So, you want to save the world. You envision yourself as Mother Teresa, only better-looking (and possibly male), bringing food and medicine and hope to less developed countries and peoples.
Well, you wouldn’t be the first. Much of the idea of the modern international aid worker came into being in 1961 when President John F. Kennedy established the Peace Corps in the hopes that young Americans would contribute their time and talent to people in need abroad. And, boy, have they: more than 200,000 Peace Corps volunteers have served in 139 countries over the last fifty years.
What do international aid workers actually do? In this career (which you won’t break into without multiple degrees and years of experience, by the way), you’ll be sent to places where folks need help. Maybe you’ll go to a community that’s been decimated by HIV/AIDS and the opportunistic diseases that accompany it. Maybe you’ll go to a war zone. Maybe you’ll go to an overcrowded city where your mission is to get people to use latrines properly so they don’t contaminate the local water supply.
At any rate, you will be sent abroad…and then you will help. The help you’ll provide will depend on your background. Perhaps you’ll serve as a translator, a teacher, or a program administrator. Perhaps you’ll treat patients or build houses, roads, and bridges. Perhaps you’ll dig wells and distribute food.

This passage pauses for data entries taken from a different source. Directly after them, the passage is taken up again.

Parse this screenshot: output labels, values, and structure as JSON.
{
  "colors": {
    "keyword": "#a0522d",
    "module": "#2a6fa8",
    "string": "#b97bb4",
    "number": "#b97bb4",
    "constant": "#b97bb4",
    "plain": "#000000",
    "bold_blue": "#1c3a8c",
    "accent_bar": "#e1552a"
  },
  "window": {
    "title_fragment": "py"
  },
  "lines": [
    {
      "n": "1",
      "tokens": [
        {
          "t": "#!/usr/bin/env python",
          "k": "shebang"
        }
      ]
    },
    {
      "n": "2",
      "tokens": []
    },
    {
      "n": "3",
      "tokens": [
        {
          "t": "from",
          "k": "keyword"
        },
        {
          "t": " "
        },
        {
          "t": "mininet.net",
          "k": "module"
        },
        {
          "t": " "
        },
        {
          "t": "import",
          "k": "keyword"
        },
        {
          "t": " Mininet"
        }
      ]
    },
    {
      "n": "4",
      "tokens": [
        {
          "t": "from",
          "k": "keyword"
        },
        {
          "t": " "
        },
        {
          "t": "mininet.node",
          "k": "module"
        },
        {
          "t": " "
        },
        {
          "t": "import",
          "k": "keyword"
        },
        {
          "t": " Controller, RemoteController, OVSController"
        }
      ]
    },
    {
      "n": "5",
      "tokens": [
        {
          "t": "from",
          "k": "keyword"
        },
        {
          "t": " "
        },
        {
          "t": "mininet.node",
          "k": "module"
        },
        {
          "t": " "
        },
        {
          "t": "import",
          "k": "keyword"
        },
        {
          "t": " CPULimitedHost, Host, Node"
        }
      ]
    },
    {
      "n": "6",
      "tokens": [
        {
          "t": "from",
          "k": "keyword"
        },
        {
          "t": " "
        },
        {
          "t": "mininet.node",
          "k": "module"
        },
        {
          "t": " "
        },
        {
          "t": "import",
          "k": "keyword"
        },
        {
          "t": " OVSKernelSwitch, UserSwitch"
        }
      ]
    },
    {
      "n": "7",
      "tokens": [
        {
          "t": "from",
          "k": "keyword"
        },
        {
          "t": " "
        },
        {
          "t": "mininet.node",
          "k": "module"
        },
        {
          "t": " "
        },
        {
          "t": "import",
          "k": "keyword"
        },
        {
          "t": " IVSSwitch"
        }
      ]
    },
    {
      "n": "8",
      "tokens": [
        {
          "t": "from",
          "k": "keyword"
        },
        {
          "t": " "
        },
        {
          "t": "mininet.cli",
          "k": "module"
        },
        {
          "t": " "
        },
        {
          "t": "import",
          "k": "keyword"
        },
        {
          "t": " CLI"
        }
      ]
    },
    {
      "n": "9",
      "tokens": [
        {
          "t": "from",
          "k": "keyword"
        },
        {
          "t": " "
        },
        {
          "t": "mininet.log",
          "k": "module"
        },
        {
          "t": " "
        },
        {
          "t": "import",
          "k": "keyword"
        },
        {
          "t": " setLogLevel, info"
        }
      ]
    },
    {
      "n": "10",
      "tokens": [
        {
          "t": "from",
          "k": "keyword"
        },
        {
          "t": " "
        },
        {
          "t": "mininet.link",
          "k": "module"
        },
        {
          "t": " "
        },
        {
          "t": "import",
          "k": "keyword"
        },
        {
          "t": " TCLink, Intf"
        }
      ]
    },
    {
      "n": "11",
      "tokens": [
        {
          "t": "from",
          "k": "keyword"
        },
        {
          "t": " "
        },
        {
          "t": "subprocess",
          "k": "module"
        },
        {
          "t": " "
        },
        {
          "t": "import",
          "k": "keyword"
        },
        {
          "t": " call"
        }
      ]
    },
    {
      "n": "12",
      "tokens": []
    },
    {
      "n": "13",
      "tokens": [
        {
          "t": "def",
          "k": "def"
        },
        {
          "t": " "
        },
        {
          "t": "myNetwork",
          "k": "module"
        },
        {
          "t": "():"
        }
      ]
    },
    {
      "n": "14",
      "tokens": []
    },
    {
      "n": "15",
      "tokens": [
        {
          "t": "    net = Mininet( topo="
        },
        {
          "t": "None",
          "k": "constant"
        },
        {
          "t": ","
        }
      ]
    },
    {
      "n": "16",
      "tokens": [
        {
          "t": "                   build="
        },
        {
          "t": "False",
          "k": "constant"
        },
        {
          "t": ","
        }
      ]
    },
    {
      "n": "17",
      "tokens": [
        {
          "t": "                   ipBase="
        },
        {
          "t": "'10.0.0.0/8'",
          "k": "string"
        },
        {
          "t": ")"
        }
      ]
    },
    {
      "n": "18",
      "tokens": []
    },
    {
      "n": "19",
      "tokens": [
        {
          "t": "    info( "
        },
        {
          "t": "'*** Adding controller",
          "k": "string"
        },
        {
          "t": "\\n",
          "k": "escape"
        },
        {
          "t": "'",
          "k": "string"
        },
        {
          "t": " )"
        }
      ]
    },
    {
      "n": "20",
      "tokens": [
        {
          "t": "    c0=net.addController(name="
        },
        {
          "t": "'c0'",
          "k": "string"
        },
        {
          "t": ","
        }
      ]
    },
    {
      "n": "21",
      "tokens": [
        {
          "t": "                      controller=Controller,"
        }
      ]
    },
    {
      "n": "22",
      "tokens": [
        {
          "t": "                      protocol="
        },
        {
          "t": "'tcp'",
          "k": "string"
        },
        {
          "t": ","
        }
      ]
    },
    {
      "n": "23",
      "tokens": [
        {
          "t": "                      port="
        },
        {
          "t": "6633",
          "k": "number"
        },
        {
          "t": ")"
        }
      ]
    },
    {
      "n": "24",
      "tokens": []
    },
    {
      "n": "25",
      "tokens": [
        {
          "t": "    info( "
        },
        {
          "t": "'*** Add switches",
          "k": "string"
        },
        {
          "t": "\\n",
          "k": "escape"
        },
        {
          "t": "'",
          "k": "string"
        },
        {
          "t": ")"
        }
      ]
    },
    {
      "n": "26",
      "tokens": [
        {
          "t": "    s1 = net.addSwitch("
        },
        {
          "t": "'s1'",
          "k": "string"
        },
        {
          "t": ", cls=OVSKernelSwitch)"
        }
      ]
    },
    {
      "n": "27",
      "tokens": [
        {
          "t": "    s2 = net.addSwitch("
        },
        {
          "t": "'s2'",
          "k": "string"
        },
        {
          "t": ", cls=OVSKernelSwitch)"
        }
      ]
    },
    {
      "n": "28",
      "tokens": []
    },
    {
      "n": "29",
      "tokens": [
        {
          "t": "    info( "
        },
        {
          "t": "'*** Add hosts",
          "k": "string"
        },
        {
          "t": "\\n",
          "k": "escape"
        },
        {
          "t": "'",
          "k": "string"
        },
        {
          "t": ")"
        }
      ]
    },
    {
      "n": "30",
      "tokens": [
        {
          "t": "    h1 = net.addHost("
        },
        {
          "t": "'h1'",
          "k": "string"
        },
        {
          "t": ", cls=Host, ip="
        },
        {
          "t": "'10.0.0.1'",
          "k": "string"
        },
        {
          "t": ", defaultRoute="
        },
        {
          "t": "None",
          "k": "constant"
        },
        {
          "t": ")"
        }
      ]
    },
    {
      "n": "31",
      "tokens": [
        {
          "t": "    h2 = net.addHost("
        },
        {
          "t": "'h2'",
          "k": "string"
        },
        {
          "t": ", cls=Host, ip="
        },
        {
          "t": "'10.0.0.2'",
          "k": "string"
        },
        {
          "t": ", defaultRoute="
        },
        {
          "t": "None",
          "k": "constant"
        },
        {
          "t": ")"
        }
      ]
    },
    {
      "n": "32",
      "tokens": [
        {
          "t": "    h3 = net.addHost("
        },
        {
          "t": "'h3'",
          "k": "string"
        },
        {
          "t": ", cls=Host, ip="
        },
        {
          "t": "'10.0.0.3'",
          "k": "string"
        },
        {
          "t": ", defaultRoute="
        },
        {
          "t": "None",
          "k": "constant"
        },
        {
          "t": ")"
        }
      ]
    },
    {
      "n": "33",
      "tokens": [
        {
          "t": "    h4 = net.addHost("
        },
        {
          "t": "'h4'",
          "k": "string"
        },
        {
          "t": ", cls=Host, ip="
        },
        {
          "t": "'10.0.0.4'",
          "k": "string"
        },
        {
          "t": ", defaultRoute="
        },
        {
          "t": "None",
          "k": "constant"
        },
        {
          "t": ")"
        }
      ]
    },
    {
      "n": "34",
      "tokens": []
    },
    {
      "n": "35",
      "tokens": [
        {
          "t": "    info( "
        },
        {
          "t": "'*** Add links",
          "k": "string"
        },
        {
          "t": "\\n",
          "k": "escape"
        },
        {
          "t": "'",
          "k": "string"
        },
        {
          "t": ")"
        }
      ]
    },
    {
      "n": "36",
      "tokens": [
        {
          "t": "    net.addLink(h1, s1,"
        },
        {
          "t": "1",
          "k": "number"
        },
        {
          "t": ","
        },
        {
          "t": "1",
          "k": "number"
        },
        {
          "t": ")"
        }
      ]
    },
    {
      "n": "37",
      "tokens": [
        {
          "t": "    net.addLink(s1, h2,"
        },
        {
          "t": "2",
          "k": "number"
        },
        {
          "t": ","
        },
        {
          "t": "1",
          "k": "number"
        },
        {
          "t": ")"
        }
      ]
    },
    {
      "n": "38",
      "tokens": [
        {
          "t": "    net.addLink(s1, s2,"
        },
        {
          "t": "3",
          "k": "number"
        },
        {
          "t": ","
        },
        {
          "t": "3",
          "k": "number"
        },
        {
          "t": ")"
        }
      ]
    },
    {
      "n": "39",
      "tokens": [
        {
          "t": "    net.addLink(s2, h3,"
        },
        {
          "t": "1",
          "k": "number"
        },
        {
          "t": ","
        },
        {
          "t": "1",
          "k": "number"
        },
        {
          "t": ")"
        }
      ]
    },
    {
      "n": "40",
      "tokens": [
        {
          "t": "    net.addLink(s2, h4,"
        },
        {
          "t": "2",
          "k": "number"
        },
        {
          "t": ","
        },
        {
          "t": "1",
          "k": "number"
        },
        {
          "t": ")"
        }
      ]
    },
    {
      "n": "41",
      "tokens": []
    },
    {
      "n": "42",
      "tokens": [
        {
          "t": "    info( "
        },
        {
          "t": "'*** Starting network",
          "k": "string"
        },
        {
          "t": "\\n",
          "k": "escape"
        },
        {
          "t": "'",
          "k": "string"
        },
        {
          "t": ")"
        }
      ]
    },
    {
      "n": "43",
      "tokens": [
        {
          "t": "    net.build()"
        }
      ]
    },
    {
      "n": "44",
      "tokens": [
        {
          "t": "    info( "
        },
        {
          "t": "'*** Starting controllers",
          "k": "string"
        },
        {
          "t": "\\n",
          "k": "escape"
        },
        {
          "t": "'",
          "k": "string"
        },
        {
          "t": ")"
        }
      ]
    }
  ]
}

Wherever you end up, you’ll be there for several months or a year at a time. There probably won’t be much in the way of modern conveniences, and you may even have to skip out on things you take for granted, like sleep and clean underwear. The site where you work may not be dangerous in the least…or it could be incredibly dangerous, like wear-a-bulletproof-vest-to-work violent.
If you go into international aid work, it won’t be just because you believe in helping others. You can do that from the comfort of your suburban neighborhood. You’ll go into international aid work because you also crave interesting experiences. You want to see the world and do something about its manifold problems.
You’ll also be smart, hard-working, and ambitious, because getting into this career field is hard. Everyone wants in, which means aid organizations can afford to be choosy. You’ll need to be fluent in more than one language and in possession of a set of practical or technical skills that set you apart from the pack. You’ll need experience, gained either at home or abroad, in helping people. You’ll also probably need a graduate degree.
The amazing thing about international aid work is that there is a variety of organizations out there that you can go and work for. Do you want to help women in central Africa who’ve been raped overcome their trauma? There’s an aid group for that. Do you want to help children who’ve lost their parents in Syria find food, medical assistance, and a safe place to live? There’s an aid group (or twenty) for that. Do you want to teach rural farmers in Central America sustainable farming techniques? There’s an aid group for that.
In other words, if you have a cause you care about and a place in the world where you really want to work, you can likely find an aid organization that will place you there. You probably won’t get paid much; there are, however, other benefits, like not having to pay taxes, you can look forward to. You won’t get to see your family and friends for months at a time, but you’ll bond with your colleagues on-site and maybe have a chance to take a vacation or two to some seriously exotic locales.
And, of course, you’ll get to help people, which is what international aid workers are all about. You’ll have this amazing feeling at the end of the day that you—you!—made a dent in world hunger or poverty or injustice…
Unless you don’t get that feeling. You may discover that some problems are too big to solve. You may discover that corruption is so deeply rooted in the country you’re working in that your aid organization can’t even get its initiatives off the ground. You may find that people back home don’t care in the least about what you care about. You may also be stopped in your tracks by an encounter with malaria or an angry mob that has no regard for your good intentions.
If, at this point, working in the field doesn’t sound like your cup of tea, don’t worry. There are alternatives. You could choose to work in the headquarters or a branch office of an aid organization, so that you’re doing some good without having to leave the comfort of your cubicle. You could choose to work with an aid organization in your own community – there are lots of people in the U.S. who need help, too. Sure, you won’t get to see the world and you may feel like less of a hands-on do-gooder, but the pay is a bit better and your life will be stable enough for you to have a significant other, or at least a pet cat.